Nancy Warren, National Wolfwatcher Coalition, Great Lakes Regional Director, Ewen, Michigan (Upper Peninsula).
EWEN, Mich. – While the baying over Michigan’s planned wolf hunting season this fall is loudest downstate, in the centers of political power and population, not everyone in this rugged country of the Upper Peninsula where the wolves actually live is keen on the concept.
Nancy Warren, transplanted here more than 20 years ago from the East Coast, lives on the fringe of the wilderness, surrounded by Ottawa National Forest – wolf country – about 90 miles west of Marquette. She sees their tracks, hears their communicative howls, and on rare occasions, catches a glimpse of a wolf crossing the road or skirting the edge of the woods.
While many of her fellow Yoopers endorse the hunting season, which is scheduled to open Nov. 15 and run until Dec. 31, or until the target harvest for each of three wolf management units in the U.P. is met, Warren contends that the science at this point does not support the need for culling the population.
“I think we need to pause, take a look at all of the available research and figure out what it is telling us, and not rush off to hold a hunting season,” said Warren, who served on the Michigan Wolf Management Roundtable, a committee representing a broad range of interests that was charged to come up with wolf management proposals. Warren currently serves as the Great Lakes Regional Director for the National Wolfwatcher Coalition.
“These are highly social animals that live in a pack structure, so there are many dynamics at play. We don’t have that many wolves here, not nearly the number that they have in Minnesota and Wisconsin, so we should be smart about how we manage these animals.”
Wolves were removed from the federal endangered species list in Michigan about 18 months ago, and the 2013 survey by the Michigan Department of Natural Resources estimates there are 658 wolves in the U.P. There is no confirmed population of wolves in the Lower Peninsula.

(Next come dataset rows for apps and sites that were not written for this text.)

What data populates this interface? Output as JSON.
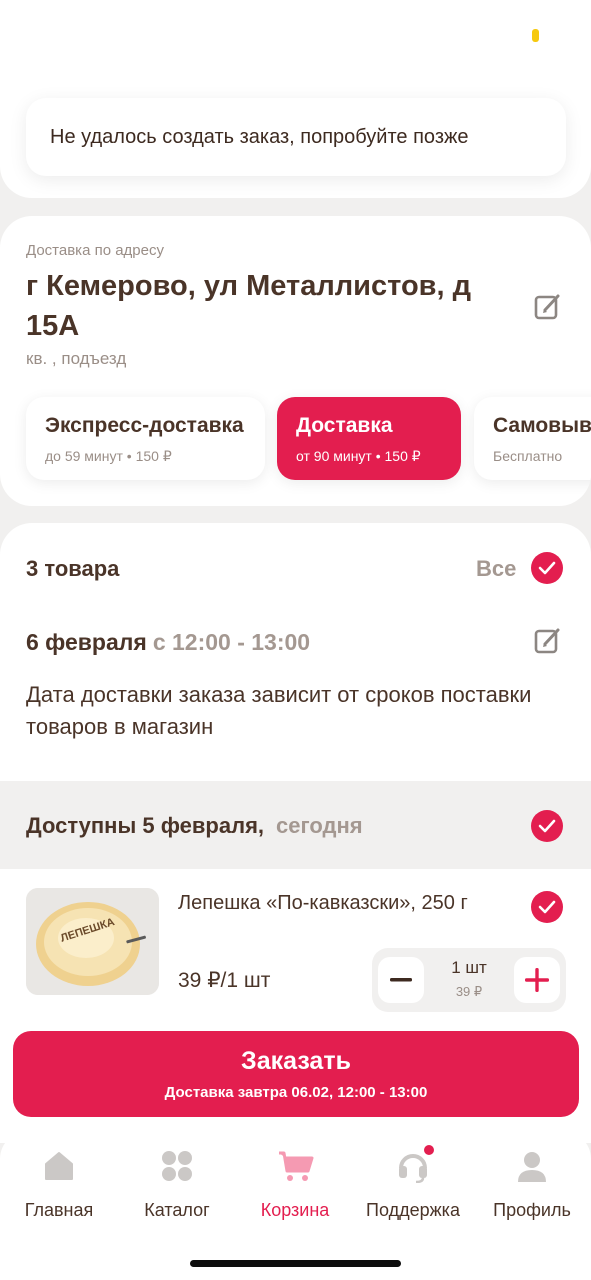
{
  "toast": {
    "message": "Не удалось создать заказ, попробуйте позже"
  },
  "address": {
    "label": "Доставка по адресу",
    "line": "г Кемерово, ул Металлистов, д 15А",
    "details": "кв. , подъезд"
  },
  "delivery_options": [
    {
      "title": "Экспресс-доставка",
      "subtitle": "до 59 минут • 150 ₽",
      "selected": false
    },
    {
      "title": "Доставка",
      "subtitle": "от 90 минут • 150 ₽",
      "selected": true
    },
    {
      "title": "Самовывоз",
      "subtitle": "Бесплатно",
      "selected": false
    }
  ],
  "cart": {
    "items_count": "3 товара",
    "select_all_label": "Все",
    "delivery_date": "6 февраля",
    "delivery_time": "с 12:00 - 13:00",
    "notice": "Дата доставки заказа зависит от сроков поставки товаров в магазин",
    "available_label": "Доступны 5 февраля,",
    "available_suffix": "сегодня"
  },
  "product": {
    "name": "Лепешка «По-кавказски», 250 г",
    "price": "39 ₽/1 шт",
    "quantity": "1 шт",
    "quantity_total": "39 ₽",
    "package_text": "ЛЕПЕШКА"
  },
  "order_button": {
    "label": "Заказать",
    "sublabel": "Доставка завтра 06.02, 12:00 - 13:00"
  },
  "tabs": [
    {
      "label": "Главная",
      "icon": "home-icon",
      "active": false
    },
    {
      "label": "Каталог",
      "icon": "catalog-icon",
      "active": false
    },
    {
      "label": "Корзина",
      "icon": "cart-icon",
      "active": true
    },
    {
      "label": "Поддержка",
      "icon": "support-icon",
      "active": false
    },
    {
      "label": "Профиль",
      "icon": "profile-icon",
      "active": false
    }
  ],
  "colors": {
    "accent": "#e31e4f",
    "text": "#4a3428",
    "muted": "#9a8e87",
    "background": "#f1f0ef"
  }
}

The total allowable harvest for the coming hunting season is capped at 43 animals, with a bag limit of one wolf per hunter per season. Wolf Management Unit A in Gogebic County, in the far western region of the U. P., has a target harvest of 16 wolves. Unit B, where Warren lives, is made up of portions of Baraga, Houghton, Ontonagon and Gogebic counties and has a target harvest of 19 wolves. Unit C is portions of Luce and Mackinac counties and has a target harvest of eight wolves.
Licenses for the wolf hunting season were supposed to go on sale on Saturday, but the state postponed the sale until Sept. 28 “to ensure that license-sales technology is able to handle the expected high demand.”
There will be 1,200 licenses available for over-the-counter purchase, on a first-come, first-served basis. These wolf hunting licenses will cost $100 for residents and $500 for nonresidents. Hunters need to have completed a state-approved hunter safety education course or purchased a previous hunting license in order to be eligible to buy a wolf hunting license.
Hunters will be allowed to hunt with a firearm, crossbow or bow and arrow, on public and private lands. Any wolf harvested must be reported over the phone on the same day. Once the target harvest is met, the entire unit is closed for the remainder of the season.
“I’m not against hunting, and I won’t fight to stop deer hunting or quail hunting,” said Warren. “I just believe that you should eat what you kill and nobody is eating these – this is strictly a trophy hunt.”
The Michigan Natural Resources Commission and the DNR approve of the hunt, which was promoted in the legislature by Sen. Tom Casperson of Escanaba, who made the case that a growing wolf population in the U.P. was occasionally using livestock and pet dogs as prey.
Warren acknowledged that there have been some livestock losses to wolves, and that three dogs had been killed by wolves, but she contends that the DNR already had the apparatus in place to deal with such issues and target nuisance animals.
“The DNR makes the claim that the purpose of the hunt is to reduce conflicts with wolves, and that resonates with the public, but our evidence contradicts that,” she said. “Research shows that hunting will not solve that problem – hunters could easily target the wrong animals.”
Meanwhile, the chess moves on the political front continue. The legislature has worked around an earlier ballot measure intended to stop the hunt, and now opponents of the wolf hunt have amassed a huge war chest to push another ballot issue to ban future hunts. Keep Michigan Wolves Protected has reportedly collected close to $570,000, with a majority of the funds coming from powerful national animal rights groups, and contends it has the signatures to get the matter on the November 2014 ballot.
Warren admits that both sides in this contentious matter have resorted to sometimes using emotion over science.
“I’m not saying we should never have a hunt, but just not until we have the science to support it,” she said. “The people pushing this are not looking at the role the wolf plays in the fragile ecosystem up here. I feel that it is an honor to live here in the U.P., and no place around compares to this. We just need to be very smart and very cautious about how we approach issues like this.”
Contact Blade outdoors editor Matt Markey at: firstname.lastname@example.org or 419-724-6068.